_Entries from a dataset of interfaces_
☆ ☆ ☆ ☆
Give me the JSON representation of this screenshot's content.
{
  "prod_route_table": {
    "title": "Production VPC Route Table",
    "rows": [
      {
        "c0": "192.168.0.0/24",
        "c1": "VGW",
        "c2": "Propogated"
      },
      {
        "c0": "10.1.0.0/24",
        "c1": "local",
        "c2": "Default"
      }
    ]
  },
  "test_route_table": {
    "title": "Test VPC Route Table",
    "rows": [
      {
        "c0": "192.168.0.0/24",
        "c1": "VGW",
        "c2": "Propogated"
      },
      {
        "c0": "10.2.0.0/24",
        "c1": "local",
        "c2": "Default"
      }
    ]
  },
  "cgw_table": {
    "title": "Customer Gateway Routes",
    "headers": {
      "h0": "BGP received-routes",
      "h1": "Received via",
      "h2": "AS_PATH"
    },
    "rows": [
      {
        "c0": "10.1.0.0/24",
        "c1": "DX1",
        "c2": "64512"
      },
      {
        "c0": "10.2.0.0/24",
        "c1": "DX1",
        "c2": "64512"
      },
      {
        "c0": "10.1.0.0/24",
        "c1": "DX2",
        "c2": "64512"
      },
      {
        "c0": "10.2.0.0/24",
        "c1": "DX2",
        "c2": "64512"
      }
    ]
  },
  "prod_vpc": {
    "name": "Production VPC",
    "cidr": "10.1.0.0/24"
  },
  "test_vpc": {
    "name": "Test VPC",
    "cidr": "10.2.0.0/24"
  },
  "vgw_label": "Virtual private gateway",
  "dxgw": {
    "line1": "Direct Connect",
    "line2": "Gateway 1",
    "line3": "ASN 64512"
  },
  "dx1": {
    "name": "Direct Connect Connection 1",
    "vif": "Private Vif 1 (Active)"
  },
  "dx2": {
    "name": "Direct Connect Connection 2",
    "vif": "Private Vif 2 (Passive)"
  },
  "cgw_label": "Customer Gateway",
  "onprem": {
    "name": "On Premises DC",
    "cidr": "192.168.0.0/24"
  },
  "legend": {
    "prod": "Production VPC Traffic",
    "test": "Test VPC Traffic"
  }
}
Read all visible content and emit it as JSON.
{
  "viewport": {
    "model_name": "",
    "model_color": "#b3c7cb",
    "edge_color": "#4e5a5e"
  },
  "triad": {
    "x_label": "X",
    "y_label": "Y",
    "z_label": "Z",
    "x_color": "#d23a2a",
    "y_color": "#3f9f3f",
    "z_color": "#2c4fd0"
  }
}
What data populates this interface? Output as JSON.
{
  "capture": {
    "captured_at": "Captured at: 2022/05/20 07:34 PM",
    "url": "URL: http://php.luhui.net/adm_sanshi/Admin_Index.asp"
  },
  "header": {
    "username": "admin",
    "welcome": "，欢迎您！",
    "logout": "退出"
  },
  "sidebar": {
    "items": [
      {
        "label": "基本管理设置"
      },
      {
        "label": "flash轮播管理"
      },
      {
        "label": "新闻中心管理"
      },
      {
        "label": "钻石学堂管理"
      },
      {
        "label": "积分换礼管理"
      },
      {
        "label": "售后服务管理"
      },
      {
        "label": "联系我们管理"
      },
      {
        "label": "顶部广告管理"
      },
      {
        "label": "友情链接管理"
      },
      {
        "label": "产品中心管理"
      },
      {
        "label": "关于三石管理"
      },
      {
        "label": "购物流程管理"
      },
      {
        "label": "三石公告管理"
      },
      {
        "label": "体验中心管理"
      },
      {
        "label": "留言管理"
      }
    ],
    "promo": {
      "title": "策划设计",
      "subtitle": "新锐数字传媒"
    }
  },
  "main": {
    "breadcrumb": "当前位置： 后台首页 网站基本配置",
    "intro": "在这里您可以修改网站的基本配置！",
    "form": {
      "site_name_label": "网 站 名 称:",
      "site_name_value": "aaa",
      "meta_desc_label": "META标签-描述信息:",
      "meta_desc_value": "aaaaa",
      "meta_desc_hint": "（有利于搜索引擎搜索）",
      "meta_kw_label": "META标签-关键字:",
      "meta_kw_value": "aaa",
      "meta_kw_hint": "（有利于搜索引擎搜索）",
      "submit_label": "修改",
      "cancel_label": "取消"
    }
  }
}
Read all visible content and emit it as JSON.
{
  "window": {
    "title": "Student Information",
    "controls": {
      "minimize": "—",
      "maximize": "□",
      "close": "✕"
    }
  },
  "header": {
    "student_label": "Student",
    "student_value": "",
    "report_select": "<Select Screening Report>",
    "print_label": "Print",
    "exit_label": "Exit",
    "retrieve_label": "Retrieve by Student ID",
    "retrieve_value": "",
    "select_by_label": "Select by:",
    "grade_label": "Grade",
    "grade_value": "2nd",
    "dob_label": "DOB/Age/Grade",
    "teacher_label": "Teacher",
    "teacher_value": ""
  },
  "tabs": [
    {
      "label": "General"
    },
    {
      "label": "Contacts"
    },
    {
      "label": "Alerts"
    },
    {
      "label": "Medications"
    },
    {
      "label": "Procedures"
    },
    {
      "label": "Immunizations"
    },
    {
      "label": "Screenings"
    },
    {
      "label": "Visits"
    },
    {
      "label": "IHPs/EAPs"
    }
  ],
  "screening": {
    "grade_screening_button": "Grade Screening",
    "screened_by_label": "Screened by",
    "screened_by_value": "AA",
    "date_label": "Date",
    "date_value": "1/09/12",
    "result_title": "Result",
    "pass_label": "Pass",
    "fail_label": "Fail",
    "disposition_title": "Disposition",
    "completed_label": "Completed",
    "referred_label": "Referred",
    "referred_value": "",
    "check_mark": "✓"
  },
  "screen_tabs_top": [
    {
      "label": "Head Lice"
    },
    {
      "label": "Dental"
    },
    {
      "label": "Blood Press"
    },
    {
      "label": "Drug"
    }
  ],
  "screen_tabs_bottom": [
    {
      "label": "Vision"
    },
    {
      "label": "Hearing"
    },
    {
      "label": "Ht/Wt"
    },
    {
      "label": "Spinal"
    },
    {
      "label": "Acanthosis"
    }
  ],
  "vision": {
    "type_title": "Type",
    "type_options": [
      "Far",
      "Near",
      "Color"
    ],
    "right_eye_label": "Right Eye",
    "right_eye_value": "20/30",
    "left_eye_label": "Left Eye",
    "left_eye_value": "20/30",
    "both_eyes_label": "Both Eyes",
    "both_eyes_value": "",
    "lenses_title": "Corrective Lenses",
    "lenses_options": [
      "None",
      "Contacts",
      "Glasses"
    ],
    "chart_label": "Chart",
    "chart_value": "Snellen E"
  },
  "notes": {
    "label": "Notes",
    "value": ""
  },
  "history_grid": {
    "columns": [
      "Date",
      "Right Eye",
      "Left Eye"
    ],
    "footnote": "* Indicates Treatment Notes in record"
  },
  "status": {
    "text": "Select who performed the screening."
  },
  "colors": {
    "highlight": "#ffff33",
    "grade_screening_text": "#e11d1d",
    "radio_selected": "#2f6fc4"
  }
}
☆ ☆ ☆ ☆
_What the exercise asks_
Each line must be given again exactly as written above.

_Written answer_
Give me the JSON representation of this screenshot's content.
{
  "prod_route_table": {
    "title": "Production VPC Route Table",
    "rows": [
      {
        "c0": "192.168.0.0/24",
        "c1": "VGW",
        "c2": "Propogated"
      },
      {
        "c0": "10.1.0.0/24",
        "c1": "local",
        "c2": "Default"
      }
    ]
  },
  "test_route_table": {
    "title": "Test VPC Route Table",
    "rows": [
      {
        "c0": "192.168.0.0/24",
        "c1": "VGW",
        "c2": "Propogated"
      },
      {
        "c0": "10.2.0.0/24",
        "c1": "local",
        "c2": "Default"
      }
    ]
  },
  "cgw_table": {
    "title": "Customer Gateway Routes",
    "headers": {
      "h0": "BGP received-routes",
      "h1": "Received via",
      "h2": "AS_PATH"
    },
    "rows": [
      {
        "c0": "10.1.0.0/24",
        "c1": "DX1",
        "c2": "64512"
      },
      {
        "c0": "10.2.0.0/24",
        "c1": "DX1",
        "c2": "64512"
      },
      {
        "c0": "10.1.0.0/24",
        "c1": "DX2",
        "c2": "64512"
      },
      {
        "c0": "10.2.0.0/24",
        "c1": "DX2",
        "c2": "64512"
      }
    ]
  },
  "prod_vpc": {
    "name": "Production VPC",
    "cidr": "10.1.0.0/24"
  },
  "test_vpc": {
    "name": "Test VPC",
    "cidr": "10.2.0.0/24"
  },
  "vgw_label": "Virtual private gateway",
  "dxgw": {
    "line1": "Direct Connect",
    "line2": "Gateway 1",
    "line3": "ASN 64512"
  },
  "dx1": {
    "name": "Direct Connect Connection 1",
    "vif": "Private Vif 1 (Active)"
  },
  "dx2": {
    "name": "Direct Connect Connection 2",
    "vif": "Private Vif 2 (Passive)"
  },
  "cgw_label": "Customer Gateway",
  "onprem": {
    "name": "On Premises DC",
    "cidr": "192.168.0.0/24"
  },
  "legend": {
    "prod": "Production VPC Traffic",
    "test": "Test VPC Traffic"
  }
}
Read all visible content and emit it as JSON.
{
  "viewport": {
    "model_name": "",
    "model_color": "#b3c7cb",
    "edge_color": "#4e5a5e"
  },
  "triad": {
    "x_label": "X",
    "y_label": "Y",
    "z_label": "Z",
    "x_color": "#d23a2a",
    "y_color": "#3f9f3f",
    "z_color": "#2c4fd0"
  }
}
What data populates this interface? Output as JSON.
{
  "capture": {
    "captured_at": "Captured at: 2022/05/20 07:34 PM",
    "url": "URL: http://php.luhui.net/adm_sanshi/Admin_Index.asp"
  },
  "header": {
    "username": "admin",
    "welcome": "，欢迎您！",
    "logout": "退出"
  },
  "sidebar": {
    "items": [
      {
        "label": "基本管理设置"
      },
      {
        "label": "flash轮播管理"
      },
      {
        "label": "新闻中心管理"
      },
      {
        "label": "钻石学堂管理"
      },
      {
        "label": "积分换礼管理"
      },
      {
        "label": "售后服务管理"
      },
      {
        "label": "联系我们管理"
      },
      {
        "label": "顶部广告管理"
      },
      {
        "label": "友情链接管理"
      },
      {
        "label": "产品中心管理"
      },
      {
        "label": "关于三石管理"
      },
      {
        "label": "购物流程管理"
      },
      {
        "label": "三石公告管理"
      },
      {
        "label": "体验中心管理"
      },
      {
        "label": "留言管理"
      }
    ],
    "promo": {
      "title": "策划设计",
      "subtitle": "新锐数字传媒"
    }
  },
  "main": {
    "breadcrumb": "当前位置： 后台首页 网站基本配置",
    "intro": "在这里您可以修改网站的基本配置！",
    "form": {
      "site_name_label": "网 站 名 称:",
      "site_name_value": "aaa",
      "meta_desc_label": "META标签-描述信息:",
      "meta_desc_value": "aaaaa",
      "meta_desc_hint": "（有利于搜索引擎搜索）",
      "meta_kw_label": "META标签-关键字:",
      "meta_kw_value": "aaa",
      "meta_kw_hint": "（有利于搜索引擎搜索）",
      "submit_label": "修改",
      "cancel_label": "取消"
    }
  }
}
Read all visible content and emit it as JSON.
{
  "window": {
    "title": "Student Information",
    "controls": {
      "minimize": "—",
      "maximize": "□",
      "close": "✕"
    }
  },
  "header": {
    "student_label": "Student",
    "student_value": "",
    "report_select": "<Select Screening Report>",
    "print_label": "Print",
    "exit_label": "Exit",
    "retrieve_label": "Retrieve by Student ID",
    "retrieve_value": "",
    "select_by_label": "Select by:",
    "grade_label": "Grade",
    "grade_value": "2nd",
    "dob_label": "DOB/Age/Grade",
    "teacher_label": "Teacher",
    "teacher_value": ""
  },
  "tabs": [
    {
      "label": "General"
    },
    {
      "label": "Contacts"
    },
    {
      "label": "Alerts"
    },
    {
      "label": "Medications"
    },
    {
      "label": "Procedures"
    },
    {
      "label": "Immunizations"
    },
    {
      "label": "Screenings"
    },
    {
      "label": "Visits"
    },
    {
      "label": "IHPs/EAPs"
    }
  ],
  "screening": {
    "grade_screening_button": "Grade Screening",
    "screened_by_label": "Screened by",
    "screened_by_value": "AA",
    "date_label": "Date",
    "date_value": "1/09/12",
    "result_title": "Result",
    "pass_label": "Pass",
    "fail_label": "Fail",
    "disposition_title": "Disposition",
    "completed_label": "Completed",
    "referred_label": "Referred",
    "referred_value": "",
    "check_mark": "✓"
  },
  "screen_tabs_top": [
    {
      "label": "Head Lice"
    },
    {
      "label": "Dental"
    },
    {
      "label": "Blood Press"
    },
    {
      "label": "Drug"
    }
  ],
  "screen_tabs_bottom": [
    {
      "label": "Vision"
    },
    {
      "label": "Hearing"
    },
    {
      "label": "Ht/Wt"
    },
    {
      "label": "Spinal"
    },
    {
      "label": "Acanthosis"
    }
  ],
  "vision": {
    "type_title": "Type",
    "type_options": [
      "Far",
      "Near",
      "Color"
    ],
    "right_eye_label": "Right Eye",
    "right_eye_value": "20/30",
    "left_eye_label": "Left Eye",
    "left_eye_value": "20/30",
    "both_eyes_label": "Both Eyes",
    "both_eyes_value": "",
    "lenses_title": "Corrective Lenses",
    "lenses_options": [
      "None",
      "Contacts",
      "Glasses"
    ],
    "chart_label": "Chart",
    "chart_value": "Snellen E"
  },
  "notes": {
    "label": "Notes",
    "value": ""
  },
  "history_grid": {
    "columns": [
      "Date",
      "Right Eye",
      "Left Eye"
    ],
    "footnote": "* Indicates Treatment Notes in record"
  },
  "status": {
    "text": "Select who performed the screening."
  },
  "colors": {
    "highlight": "#ffff33",
    "grade_screening_text": "#e11d1d",
    "radio_selected": "#2f6fc4"
  }
}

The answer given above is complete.